I am creating an open source web app for audio data discovery and easy labelling of samples by computing various audio features and the embedding them into 2d space. The idea is that audio that sounds similar should be close together in the scatter plot, while different sounds further apart. The main goal is to be able to easily label different bird species in vast audio recordings I have from nature conservation charity. Here’s the repo: https://github.com/tracek/audio-explorer (heavy work in progress).
In the web app (Python + React) I’d like to, among other things, plot the waveform. Problem here is that for 2h mono recording in 16kHz we’re talking of over 100M points to render. How to display the waveform in a smart way, the way e.g. Audacity does it? Can you perhaps point me to the relevant piece in the source code? I could not find it, but obviously it’s there.
Currently I am using a datashader, which essentially treats the data points like a raster and then bins pixels that are close together: https://github.com/tracek/audio-explorer/blob/datashader/audioexplorer/visualize.py#L147 It works, but it’s not fast enough.It’s not important to be very accurate, I am looking for an approximate method. I like how Audacity displays audio. Small twist here will be that the user should be able to zoom into the fragment, which will bring higher resolution piece.
There was a recent post from someone trying to pull bird vocalizations out of background noises and environment sounds. We weren’t a lot of help. Audacity does have Menu on the left > Spectrogram View. That posts your timeline in colored patches according to Frequency versus Time instead of normal waveform Volume versus Time.
Analyze > Spectrum View does it in volume versus frequency and ignores time.
Sure it does, but is closed source and does not address our problem. The goal is to automatically count call of a specified species. Before that’s possible, we need to be able to label hundreds of hours of recordings - and fast. Here’s a very basic demo of the functionality: http://petrel-spotter-dev.eu-central-1.elasticbeanstalk.com/ Scroll down for description. Select e.g. UMAP (Uniform Manifold Approximation and Projection), unsupervised machine learning method. The reasoning here is that dozens of audio features that you can calculate per audio fragment can be in fact mapped to a much smaller (in terms of dimensionality) manifold. Manifold is like an ordinary Euclidean space locally, but non-linear on greater distances. Once you select embedding, you can quite clearly see clusters and bird calls are quite nicely separated from the noise, all in one 2d scatter plot. All in all, it’s quite different than Raven.

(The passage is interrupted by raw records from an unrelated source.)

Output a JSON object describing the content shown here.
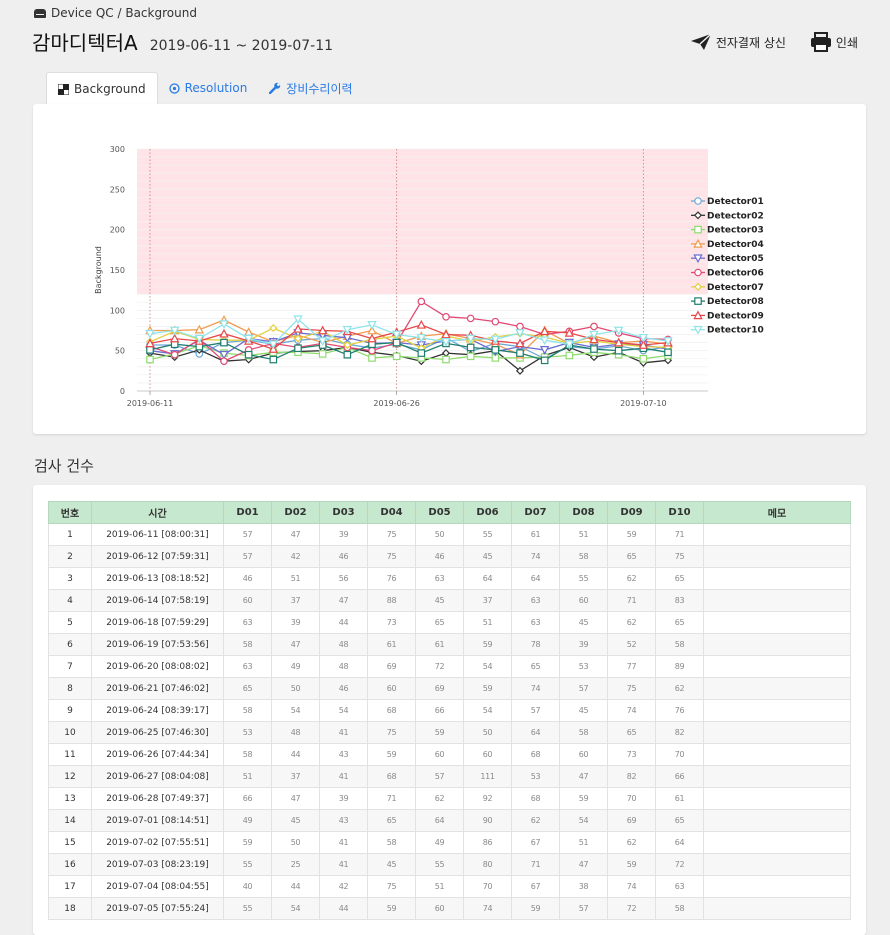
{
  "breadcrumb": {
    "text": "Device QC / Background"
  },
  "header": {
    "title": "감마디텍터A",
    "date_range": "2019-06-11 ~ 2019-07-11"
  },
  "actions": {
    "submit_label": "전자결재 상신",
    "print_label": "인쇄"
  },
  "tabs": [
    {
      "label": "Background",
      "icon": "background-icon",
      "active": true
    },
    {
      "label": "Resolution",
      "icon": "target-icon",
      "active": false
    },
    {
      "label": "장비수리이력",
      "icon": "wrench-icon",
      "active": false
    }
  ],
  "section": {
    "title": "검사 건수"
  },
  "colors": {
    "accent": "#2a7ae2",
    "table_header": "#c6e8cf",
    "alarm_band": "#ffe3e6"
  },
  "table": {
    "headers": [
      "번호",
      "시간",
      "D01",
      "D02",
      "D03",
      "D04",
      "D05",
      "D06",
      "D07",
      "D08",
      "D09",
      "D10",
      "메모"
    ],
    "rows": [
      [
        "1",
        "2019-06-11 [08:00:31]",
        "57",
        "47",
        "39",
        "75",
        "50",
        "55",
        "61",
        "51",
        "59",
        "71",
        ""
      ],
      [
        "2",
        "2019-06-12 [07:59:31]",
        "57",
        "42",
        "46",
        "75",
        "46",
        "45",
        "74",
        "58",
        "65",
        "75",
        ""
      ],
      [
        "3",
        "2019-06-13 [08:18:52]",
        "46",
        "51",
        "56",
        "76",
        "63",
        "64",
        "64",
        "55",
        "62",
        "65",
        ""
      ],
      [
        "4",
        "2019-06-14 [07:58:19]",
        "60",
        "37",
        "47",
        "88",
        "45",
        "37",
        "63",
        "60",
        "71",
        "83",
        ""
      ],
      [
        "5",
        "2019-06-18 [07:59:29]",
        "63",
        "39",
        "44",
        "73",
        "65",
        "51",
        "63",
        "45",
        "62",
        "65",
        ""
      ],
      [
        "6",
        "2019-06-19 [07:53:56]",
        "58",
        "47",
        "48",
        "61",
        "61",
        "59",
        "78",
        "39",
        "52",
        "58",
        ""
      ],
      [
        "7",
        "2019-06-20 [08:08:02]",
        "63",
        "49",
        "48",
        "69",
        "72",
        "54",
        "65",
        "53",
        "77",
        "89",
        ""
      ],
      [
        "8",
        "2019-06-21 [07:46:02]",
        "65",
        "50",
        "46",
        "60",
        "69",
        "59",
        "74",
        "57",
        "75",
        "62",
        ""
      ],
      [
        "9",
        "2019-06-24 [08:39:17]",
        "58",
        "54",
        "54",
        "68",
        "66",
        "54",
        "57",
        "45",
        "74",
        "76",
        ""
      ],
      [
        "10",
        "2019-06-25 [07:46:30]",
        "53",
        "48",
        "41",
        "75",
        "59",
        "50",
        "64",
        "58",
        "65",
        "82",
        ""
      ],
      [
        "11",
        "2019-06-26 [07:44:34]",
        "58",
        "44",
        "43",
        "59",
        "60",
        "60",
        "68",
        "60",
        "73",
        "70",
        ""
      ],
      [
        "12",
        "2019-06-27 [08:04:08]",
        "51",
        "37",
        "41",
        "68",
        "57",
        "111",
        "53",
        "47",
        "82",
        "66",
        ""
      ],
      [
        "13",
        "2019-06-28 [07:49:37]",
        "66",
        "47",
        "39",
        "71",
        "62",
        "92",
        "68",
        "59",
        "70",
        "61",
        ""
      ],
      [
        "14",
        "2019-07-01 [08:14:51]",
        "49",
        "45",
        "43",
        "65",
        "64",
        "90",
        "62",
        "54",
        "69",
        "65",
        ""
      ],
      [
        "15",
        "2019-07-02 [07:55:51]",
        "59",
        "50",
        "41",
        "58",
        "49",
        "86",
        "67",
        "51",
        "62",
        "64",
        ""
      ],
      [
        "16",
        "2019-07-03 [08:23:19]",
        "55",
        "25",
        "41",
        "45",
        "55",
        "80",
        "71",
        "47",
        "59",
        "72",
        ""
      ],
      [
        "17",
        "2019-07-04 [08:04:55]",
        "40",
        "44",
        "42",
        "75",
        "51",
        "70",
        "67",
        "38",
        "74",
        "63",
        ""
      ],
      [
        "18",
        "2019-07-05 [07:55:24]",
        "55",
        "54",
        "44",
        "59",
        "60",
        "74",
        "59",
        "57",
        "72",
        "58",
        ""
      ]
    ]
  },
  "chart_data": {
    "type": "line",
    "ylabel": "Background",
    "ylim": [
      0,
      300
    ],
    "yticks": [
      0,
      50,
      100,
      150,
      200,
      250,
      300
    ],
    "x": [
      "2019-06-11",
      "2019-06-12",
      "2019-06-13",
      "2019-06-14",
      "2019-06-18",
      "2019-06-19",
      "2019-06-20",
      "2019-06-21",
      "2019-06-24",
      "2019-06-25",
      "2019-06-26",
      "2019-06-27",
      "2019-06-28",
      "2019-07-01",
      "2019-07-02",
      "2019-07-03",
      "2019-07-04",
      "2019-07-05",
      "2019-07-08",
      "2019-07-09",
      "2019-07-10",
      "2019-07-11"
    ],
    "xtick_labels": [
      "2019-06-11",
      "2019-06-26",
      "2019-07-10"
    ],
    "xtick_dates": [
      "2019-06-11",
      "2019-06-26",
      "2019-07-10"
    ],
    "alarm_range": [
      120,
      300
    ],
    "legend_position": "right",
    "series": [
      {
        "name": "Detector01",
        "color": "#6fa9d6",
        "marker": "circle",
        "values": [
          57,
          57,
          46,
          60,
          63,
          58,
          63,
          65,
          58,
          53,
          58,
          51,
          66,
          49,
          59,
          55,
          40,
          55,
          52,
          56,
          50,
          55
        ]
      },
      {
        "name": "Detector02",
        "color": "#333333",
        "marker": "diamond",
        "values": [
          47,
          42,
          51,
          37,
          39,
          47,
          49,
          50,
          54,
          48,
          44,
          37,
          47,
          45,
          50,
          25,
          44,
          54,
          42,
          48,
          35,
          38
        ]
      },
      {
        "name": "Detector03",
        "color": "#8fdb6f",
        "marker": "square",
        "values": [
          39,
          46,
          56,
          47,
          44,
          48,
          48,
          46,
          54,
          41,
          43,
          41,
          39,
          43,
          41,
          41,
          42,
          44,
          48,
          45,
          40,
          44
        ]
      },
      {
        "name": "Detector04",
        "color": "#ef9b50",
        "marker": "triangle",
        "values": [
          75,
          75,
          76,
          88,
          73,
          61,
          69,
          60,
          68,
          75,
          59,
          68,
          71,
          65,
          58,
          45,
          75,
          59,
          68,
          60,
          62,
          58
        ]
      },
      {
        "name": "Detector05",
        "color": "#6a6fd2",
        "marker": "triangle-down",
        "values": [
          50,
          46,
          63,
          45,
          65,
          61,
          72,
          69,
          66,
          59,
          60,
          57,
          62,
          64,
          49,
          55,
          51,
          60,
          54,
          58,
          57,
          52
        ]
      },
      {
        "name": "Detector06",
        "color": "#e04a73",
        "marker": "circle",
        "values": [
          55,
          45,
          64,
          37,
          51,
          59,
          54,
          59,
          54,
          50,
          60,
          111,
          92,
          90,
          86,
          80,
          70,
          74,
          80,
          72,
          65,
          64
        ]
      },
      {
        "name": "Detector07",
        "color": "#e1d03f",
        "marker": "diamond",
        "values": [
          61,
          74,
          64,
          63,
          63,
          78,
          65,
          74,
          57,
          64,
          68,
          53,
          68,
          62,
          67,
          71,
          67,
          59,
          62,
          58,
          55,
          54
        ]
      },
      {
        "name": "Detector08",
        "color": "#1f7e6e",
        "marker": "square",
        "values": [
          51,
          58,
          55,
          60,
          45,
          39,
          53,
          57,
          45,
          58,
          60,
          47,
          59,
          54,
          51,
          47,
          38,
          57,
          52,
          50,
          53,
          48
        ]
      },
      {
        "name": "Detector09",
        "color": "#e8474a",
        "marker": "triangle",
        "values": [
          59,
          65,
          62,
          71,
          62,
          52,
          77,
          75,
          74,
          65,
          73,
          82,
          70,
          69,
          62,
          59,
          74,
          72,
          64,
          60,
          57,
          60
        ]
      },
      {
        "name": "Detector10",
        "color": "#8fe4ea",
        "marker": "triangle-down",
        "values": [
          71,
          75,
          65,
          83,
          65,
          58,
          89,
          62,
          76,
          82,
          70,
          66,
          61,
          65,
          64,
          72,
          63,
          58,
          70,
          75,
          66,
          62
        ]
      }
    ]
  }
}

I am familiar with the functionality and plotting spectrogram is on my TODO list. You got me thinking though if I need a waveform in the first place, it’s not that terribly useful. Thanks!